The assessment of the threat to Ireland is consistently described as extremely low, and this together with the problems small countries face in intercepting rogue aircraft, particularly given the size of the country and the short distance between Ireland and its main neighbour, means that in practical terms, Government policy accepts that we cannot deal with such threats “without assistance from neighbouring countries or, in our case, the European Union”.
Even then, practical questions surround this issue, the answers to none of which would have assisted us with previous airborne terrorist atrocities. They include the determination of what is a rogue aircraft, whether those on board an aircraft could gain control, where it would be brought down, and how fast and to where it was travelling. These are difficult security questions and even with suitable aircraft in a state of readiness, with pilots available for a particular type of attack, the opportunity to deal with a threat would be extremely limited.
Finally there are the “real world constraints” of Defence expenditure. In 2015 this amounted to €898 million, which is only 0.35% of GDP. The expenditure for 2015 was comprised of some €671 million in Defence expenditure (Vote 36 – Defence) and €227 million in Army Pensions (Vote 35), mainly for retirement benefits to over 12,100 military pensioners and their dependants. On the Defence Vote, some €459 million was expended on the pay and allowances of Defence Forces personnel, civilian employees and civil servants of the Department.
With regard to non-pay current expenditure, some €123 million was spent on essential and ongoing Defence Forces standing and operational costs such as utilities, fuel, catering, maintenance, information technology and training. That leaves just €89 million for capital investment on essential infrastructure and equipment. The broad areas of capital expenditure in 2015 included the replacement of naval vessels in the Naval Service flotilla; ongoing investment in Defence Forces built infrastructure and the purchase of new and replacement Information and Communication Technology hardware. The Defence Vote also included expenditure relating to the Reserve Defence Force, Civil Defence and a grant to the Irish Red Cross Society.

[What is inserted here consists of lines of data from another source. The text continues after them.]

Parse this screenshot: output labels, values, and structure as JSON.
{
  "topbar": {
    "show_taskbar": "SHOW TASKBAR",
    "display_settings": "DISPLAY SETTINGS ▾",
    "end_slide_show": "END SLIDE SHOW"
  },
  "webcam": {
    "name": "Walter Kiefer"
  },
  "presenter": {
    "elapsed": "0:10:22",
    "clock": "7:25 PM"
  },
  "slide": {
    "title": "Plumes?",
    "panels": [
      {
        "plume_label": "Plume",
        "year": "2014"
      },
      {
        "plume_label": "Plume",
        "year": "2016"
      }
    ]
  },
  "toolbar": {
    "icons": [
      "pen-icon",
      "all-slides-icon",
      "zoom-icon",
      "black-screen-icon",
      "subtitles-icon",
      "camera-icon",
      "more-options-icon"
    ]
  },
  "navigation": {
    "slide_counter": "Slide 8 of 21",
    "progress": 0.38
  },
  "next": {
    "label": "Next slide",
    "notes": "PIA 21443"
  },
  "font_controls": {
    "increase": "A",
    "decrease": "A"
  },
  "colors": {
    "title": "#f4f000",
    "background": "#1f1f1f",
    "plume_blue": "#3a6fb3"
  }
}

So in short, given the practical and cost issues involved and the level of finance available, it is unlikely that we will see jet fighter (or indeed jet trainer) aircraft, anytime soon. Indeed it will be a major achievement if a radar surveillance capability for the Air Corps, envisaged as a priority in the White Paper, even if additional funding became available, was realised.